An executive will ideally spend a relatively long time with a company. It’s of course always helpful when any strong employee stays with an organization for the duration. High turnover is a costly issue.
However, when someone plays a leadership role, it’s particularly beneficial to keep them around for as long as possible (assuming they are a good fit for the company). Transitioning to new leadership is naturally challenging.
That’s not to say it needs to be excessively difficult. Companies simply need to prepare for these challenges accordingly. If an organization stays in business long enough, at least some of its executives will almost certainly leave eventually. Even if they don’t pursue opportunities elsewhere, executives, like all employees, retire at some point.
The following are potential difficulties that can arise when this happens. Again, the point isn’t to concern anyone worried about the potential departure of an executive. By knowing what to expect, major decision-makers at companies can prepare more effectively.
Difficulty #1: Not Having a Plan in Place
This problem should be relatively easy to avoid. However, it’s one that many companies face when they don’t take the time to prepare for the inevitable.
The specific way in which a company will onboard a new CEO and executive will depend on a range of factors. That said, it’s extremely helpful for companies to establish a general plan for handling the transition ahead of time. This plan should define how the company will find a new executive, how the new executive will learn about the company’s overall strategy, and how the executive will get up to speed on essential processes that may be crucial to maintaining consistent operations.
Don’t make the mistake of trying to draft a plan for hiring and onboarding a new executive at the last minute. For obvious reasons, this plan won’t be as well thought out as one that was established beforehand. Take the time now to prepare for what will occur eventually.

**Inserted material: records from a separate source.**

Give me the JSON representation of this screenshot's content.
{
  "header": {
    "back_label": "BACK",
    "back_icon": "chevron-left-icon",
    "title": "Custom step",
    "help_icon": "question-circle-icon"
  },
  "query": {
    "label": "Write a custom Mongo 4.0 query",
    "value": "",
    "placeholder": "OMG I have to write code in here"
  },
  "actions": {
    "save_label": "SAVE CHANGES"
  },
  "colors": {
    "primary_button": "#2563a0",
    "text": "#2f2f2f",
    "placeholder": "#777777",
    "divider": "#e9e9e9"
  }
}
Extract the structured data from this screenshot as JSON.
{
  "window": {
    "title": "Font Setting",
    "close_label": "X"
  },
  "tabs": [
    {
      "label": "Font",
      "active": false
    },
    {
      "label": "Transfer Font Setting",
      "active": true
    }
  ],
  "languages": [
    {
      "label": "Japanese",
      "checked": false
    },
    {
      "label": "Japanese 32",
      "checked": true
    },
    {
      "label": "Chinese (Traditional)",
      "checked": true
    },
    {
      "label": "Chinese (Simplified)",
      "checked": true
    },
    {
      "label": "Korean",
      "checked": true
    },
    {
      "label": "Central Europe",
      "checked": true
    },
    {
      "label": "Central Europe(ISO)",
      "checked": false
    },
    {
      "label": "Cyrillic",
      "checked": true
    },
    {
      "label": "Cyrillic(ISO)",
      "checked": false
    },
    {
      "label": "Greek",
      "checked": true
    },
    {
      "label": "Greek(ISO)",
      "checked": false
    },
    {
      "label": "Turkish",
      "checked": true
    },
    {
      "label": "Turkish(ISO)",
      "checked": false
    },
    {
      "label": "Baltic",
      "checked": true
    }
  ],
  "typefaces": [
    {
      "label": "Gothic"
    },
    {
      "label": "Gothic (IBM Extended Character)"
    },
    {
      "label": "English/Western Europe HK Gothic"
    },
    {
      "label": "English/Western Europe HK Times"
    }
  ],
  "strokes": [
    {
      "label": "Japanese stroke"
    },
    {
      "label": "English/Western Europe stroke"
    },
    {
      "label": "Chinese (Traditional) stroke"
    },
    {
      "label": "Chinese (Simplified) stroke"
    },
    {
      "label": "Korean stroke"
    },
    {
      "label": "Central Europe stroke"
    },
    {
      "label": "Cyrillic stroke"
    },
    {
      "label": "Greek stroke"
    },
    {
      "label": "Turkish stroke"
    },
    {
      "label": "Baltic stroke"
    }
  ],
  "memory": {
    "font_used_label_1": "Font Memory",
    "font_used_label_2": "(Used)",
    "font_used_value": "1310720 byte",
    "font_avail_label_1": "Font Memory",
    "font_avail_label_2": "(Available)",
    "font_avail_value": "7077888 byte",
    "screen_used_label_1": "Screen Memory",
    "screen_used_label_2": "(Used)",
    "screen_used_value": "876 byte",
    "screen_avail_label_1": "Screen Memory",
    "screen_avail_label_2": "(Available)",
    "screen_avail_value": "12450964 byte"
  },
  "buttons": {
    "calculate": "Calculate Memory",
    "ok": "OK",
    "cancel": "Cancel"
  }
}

Difficulty #2: Struggling with Culture Fit
Company culture plays an essential role in all organizations’ success. A company is more likely to thrive when the majority of employees share its values and attitudes.
Culture fit is particularly important when hiring executives. Anyone playing a leadership role needs to be on the same page with their coworkers in regards to vision and overall approach to work. The fact that someone was a successful executive in one environment by no means guarantees they will also succeed in a new environment.
The problem is, knowing you need to hire a new executive who is a good fit for the culture isn’t the same as knowing how to find them. That’s why it’s important to leverage all available resources when seeking replacements for departing executives.
For example, if the CEO of your company was planning on leaving in the near future, you might coordinate with an executive search firm. Such agencies specialize in helping companies find executives who are a good fit. Thus, their experts understand how to identify executives who are not only talented, but who can also naturally adjust to a new company culture.
Difficulty #3: Losing Other Important Players
This is an unfortunate (but arguably understandable) development that organizations must nevertheless prepare for when executives depart. When one executive leaves, in many cases, other high-ranking employees may feel they deserve the vacant position.
In some cases, they are correct. This makes what could be a difficult situation much easier to manage. Replacing a previous executive with someone who is already deeply familiar with the company can simplify what is otherwise a somewhat challenging process.
However, in many instances, it is necessary to hire from outside. (Again, it’s smart to work with an executive search firm when this is the case.) This can upset current employees who thought they would get the job. Feeling overlooked, such employees sometimes leave as well, forcing companies to replace them as well.
Companies can guard against this problem in a few ways. The simplest is to genuinely consider whether any current employees actually would make for strong successors. That said, if no current employee is right for the position, decision-makers should at least identify those who seem to believe they should have been considered.
The best step to take in these situations is to be honest. There are always authentic reasons the board decided no existing employees were right for a departing executive’s position. Honestly communicating those reasons while still expressing respect for the strength of employees who wanted the position is the best way to convince them they still have the potential to continue advancing professionally within the company.
These are points all members of a company’s board should remember. Once again, executives are probably going to leave eventually. That’s less likely to have a negative impact on operations if you prepare accordingly.